(Page and application data records)
-=-=-
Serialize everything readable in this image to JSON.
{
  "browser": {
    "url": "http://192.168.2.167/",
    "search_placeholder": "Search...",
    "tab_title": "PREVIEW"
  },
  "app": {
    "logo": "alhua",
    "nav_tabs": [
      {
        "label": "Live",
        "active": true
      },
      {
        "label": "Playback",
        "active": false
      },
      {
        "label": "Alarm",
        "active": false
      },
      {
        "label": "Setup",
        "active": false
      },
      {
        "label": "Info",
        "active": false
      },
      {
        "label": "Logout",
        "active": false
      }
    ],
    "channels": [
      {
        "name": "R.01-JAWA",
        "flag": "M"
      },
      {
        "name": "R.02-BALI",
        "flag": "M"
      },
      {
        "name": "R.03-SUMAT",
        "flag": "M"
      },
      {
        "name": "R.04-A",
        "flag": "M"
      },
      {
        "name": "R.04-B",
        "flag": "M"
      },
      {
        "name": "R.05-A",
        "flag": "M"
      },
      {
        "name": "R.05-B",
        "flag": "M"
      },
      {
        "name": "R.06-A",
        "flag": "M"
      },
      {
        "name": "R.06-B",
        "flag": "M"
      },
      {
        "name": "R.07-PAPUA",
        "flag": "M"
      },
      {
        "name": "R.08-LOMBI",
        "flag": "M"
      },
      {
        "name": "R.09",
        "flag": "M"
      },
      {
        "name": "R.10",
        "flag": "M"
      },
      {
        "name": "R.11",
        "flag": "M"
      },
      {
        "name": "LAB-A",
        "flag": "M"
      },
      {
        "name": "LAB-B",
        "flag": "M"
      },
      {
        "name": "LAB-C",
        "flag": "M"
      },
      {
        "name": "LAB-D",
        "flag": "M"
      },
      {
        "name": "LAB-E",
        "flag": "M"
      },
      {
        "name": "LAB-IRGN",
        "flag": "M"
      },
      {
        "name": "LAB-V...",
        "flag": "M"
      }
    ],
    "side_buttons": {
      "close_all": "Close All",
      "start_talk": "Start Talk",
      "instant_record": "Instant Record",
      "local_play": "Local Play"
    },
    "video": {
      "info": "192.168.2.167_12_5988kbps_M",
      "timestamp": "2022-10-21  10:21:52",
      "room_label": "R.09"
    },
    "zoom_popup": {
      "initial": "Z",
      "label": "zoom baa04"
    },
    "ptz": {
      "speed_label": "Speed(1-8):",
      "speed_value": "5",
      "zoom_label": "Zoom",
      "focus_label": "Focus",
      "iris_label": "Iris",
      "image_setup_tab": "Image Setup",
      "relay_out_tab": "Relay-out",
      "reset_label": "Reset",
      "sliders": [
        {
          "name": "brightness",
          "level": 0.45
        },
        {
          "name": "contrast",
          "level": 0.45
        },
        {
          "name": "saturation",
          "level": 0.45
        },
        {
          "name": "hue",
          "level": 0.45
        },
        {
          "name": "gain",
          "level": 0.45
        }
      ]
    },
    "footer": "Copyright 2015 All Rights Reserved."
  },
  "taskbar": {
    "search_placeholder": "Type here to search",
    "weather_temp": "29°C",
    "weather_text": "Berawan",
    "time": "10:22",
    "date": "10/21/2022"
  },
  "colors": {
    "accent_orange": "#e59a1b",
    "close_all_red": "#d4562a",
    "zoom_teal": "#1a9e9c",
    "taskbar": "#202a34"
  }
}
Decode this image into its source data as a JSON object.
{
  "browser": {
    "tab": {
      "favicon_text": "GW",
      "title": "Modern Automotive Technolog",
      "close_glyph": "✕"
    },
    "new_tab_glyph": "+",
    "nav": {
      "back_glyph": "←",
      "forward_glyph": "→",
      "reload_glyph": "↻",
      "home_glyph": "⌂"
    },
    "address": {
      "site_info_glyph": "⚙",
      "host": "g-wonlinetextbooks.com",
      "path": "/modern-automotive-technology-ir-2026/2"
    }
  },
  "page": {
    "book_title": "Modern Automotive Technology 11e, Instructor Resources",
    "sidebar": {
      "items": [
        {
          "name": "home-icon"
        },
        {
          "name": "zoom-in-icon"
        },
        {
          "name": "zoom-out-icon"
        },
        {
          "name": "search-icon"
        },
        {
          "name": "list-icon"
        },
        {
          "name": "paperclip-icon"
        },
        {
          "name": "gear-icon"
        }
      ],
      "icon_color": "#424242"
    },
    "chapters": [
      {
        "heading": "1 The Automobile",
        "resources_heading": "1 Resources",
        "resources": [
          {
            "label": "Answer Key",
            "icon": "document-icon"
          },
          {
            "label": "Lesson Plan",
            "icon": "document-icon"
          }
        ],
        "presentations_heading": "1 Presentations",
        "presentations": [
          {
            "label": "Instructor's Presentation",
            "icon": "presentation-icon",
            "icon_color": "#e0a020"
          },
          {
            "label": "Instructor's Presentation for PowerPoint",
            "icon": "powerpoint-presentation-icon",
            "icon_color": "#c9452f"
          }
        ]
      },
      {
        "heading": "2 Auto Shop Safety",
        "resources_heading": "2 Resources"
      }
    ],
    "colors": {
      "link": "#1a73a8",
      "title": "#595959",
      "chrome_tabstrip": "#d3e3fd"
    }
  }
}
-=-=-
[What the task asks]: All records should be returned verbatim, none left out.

[Result for this exercise]:
Serialize everything readable in this image to JSON.
{
  "browser": {
    "url": "http://192.168.2.167/",
    "search_placeholder": "Search...",
    "tab_title": "PREVIEW"
  },
  "app": {
    "logo": "alhua",
    "nav_tabs": [
      {
        "label": "Live",
        "active": true
      },
      {
        "label": "Playback",
        "active": false
      },
      {
        "label": "Alarm",
        "active": false
      },
      {
        "label": "Setup",
        "active": false
      },
      {
        "label": "Info",
        "active": false
      },
      {
        "label": "Logout",
        "active": false
      }
    ],
    "channels": [
      {
        "name": "R.01-JAWA",
        "flag": "M"
      },
      {
        "name": "R.02-BALI",
        "flag": "M"
      },
      {
        "name": "R.03-SUMAT",
        "flag": "M"
      },
      {
        "name": "R.04-A",
        "flag": "M"
      },
      {
        "name": "R.04-B",
        "flag": "M"
      },
      {
        "name": "R.05-A",
        "flag": "M"
      },
      {
        "name": "R.05-B",
        "flag": "M"
      },
      {
        "name": "R.06-A",
        "flag": "M"
      },
      {
        "name": "R.06-B",
        "flag": "M"
      },
      {
        "name": "R.07-PAPUA",
        "flag": "M"
      },
      {
        "name": "R.08-LOMBI",
        "flag": "M"
      },
      {
        "name": "R.09",
        "flag": "M"
      },
      {
        "name": "R.10",
        "flag": "M"
      },
      {
        "name": "R.11",
        "flag": "M"
      },
      {
        "name": "LAB-A",
        "flag": "M"
      },
      {
        "name": "LAB-B",
        "flag": "M"
      },
      {
        "name": "LAB-C",
        "flag": "M"
      },
      {
        "name": "LAB-D",
        "flag": "M"
      },
      {
        "name": "LAB-E",
        "flag": "M"
      },
      {
        "name": "LAB-IRGN",
        "flag": "M"
      },
      {
        "name": "LAB-V...",
        "flag": "M"
      }
    ],
    "side_buttons": {
      "close_all": "Close All",
      "start_talk": "Start Talk",
      "instant_record": "Instant Record",
      "local_play": "Local Play"
    },
    "video": {
      "info": "192.168.2.167_12_5988kbps_M",
      "timestamp": "2022-10-21  10:21:52",
      "room_label": "R.09"
    },
    "zoom_popup": {
      "initial": "Z",
      "label": "zoom baa04"
    },
    "ptz": {
      "speed_label": "Speed(1-8):",
      "speed_value": "5",
      "zoom_label": "Zoom",
      "focus_label": "Focus",
      "iris_label": "Iris",
      "image_setup_tab": "Image Setup",
      "relay_out_tab": "Relay-out",
      "reset_label": "Reset",
      "sliders": [
        {
          "name": "brightness",
          "level": 0.45
        },
        {
          "name": "contrast",
          "level": 0.45
        },
        {
          "name": "saturation",
          "level": 0.45
        },
        {
          "name": "hue",
          "level": 0.45
        },
        {
          "name": "gain",
          "level": 0.45
        }
      ]
    },
    "footer": "Copyright 2015 All Rights Reserved."
  },
  "taskbar": {
    "search_placeholder": "Type here to search",
    "weather_temp": "29°C",
    "weather_text": "Berawan",
    "time": "10:22",
    "date": "10/21/2022"
  },
  "colors": {
    "accent_orange": "#e59a1b",
    "close_all_red": "#d4562a",
    "zoom_teal": "#1a9e9c",
    "taskbar": "#202a34"
  }
}
Decode this image into its source data as a JSON object.
{
  "browser": {
    "tab": {
      "favicon_text": "GW",
      "title": "Modern Automotive Technolog",
      "close_glyph": "✕"
    },
    "new_tab_glyph": "+",
    "nav": {
      "back_glyph": "←",
      "forward_glyph": "→",
      "reload_glyph": "↻",
      "home_glyph": "⌂"
    },
    "address": {
      "site_info_glyph": "⚙",
      "host": "g-wonlinetextbooks.com",
      "path": "/modern-automotive-technology-ir-2026/2"
    }
  },
  "page": {
    "book_title": "Modern Automotive Technology 11e, Instructor Resources",
    "sidebar": {
      "items": [
        {
          "name": "home-icon"
        },
        {
          "name": "zoom-in-icon"
        },
        {
          "name": "zoom-out-icon"
        },
        {
          "name": "search-icon"
        },
        {
          "name": "list-icon"
        },
        {
          "name": "paperclip-icon"
        },
        {
          "name": "gear-icon"
        }
      ],
      "icon_color": "#424242"
    },
    "chapters": [
      {
        "heading": "1 The Automobile",
        "resources_heading": "1 Resources",
        "resources": [
          {
            "label": "Answer Key",
            "icon": "document-icon"
          },
          {
            "label": "Lesson Plan",
            "icon": "document-icon"
          }
        ],
        "presentations_heading": "1 Presentations",
        "presentations": [
          {
            "label": "Instructor's Presentation",
            "icon": "presentation-icon",
            "icon_color": "#e0a020"
          },
          {
            "label": "Instructor's Presentation for PowerPoint",
            "icon": "powerpoint-presentation-icon",
            "icon_color": "#c9452f"
          }
        ]
      },
      {
        "heading": "2 Auto Shop Safety",
        "resources_heading": "2 Resources"
      }
    ],
    "colors": {
      "link": "#1a73a8",
      "title": "#595959",
      "chrome_tabstrip": "#d3e3fd"
    }
  }
}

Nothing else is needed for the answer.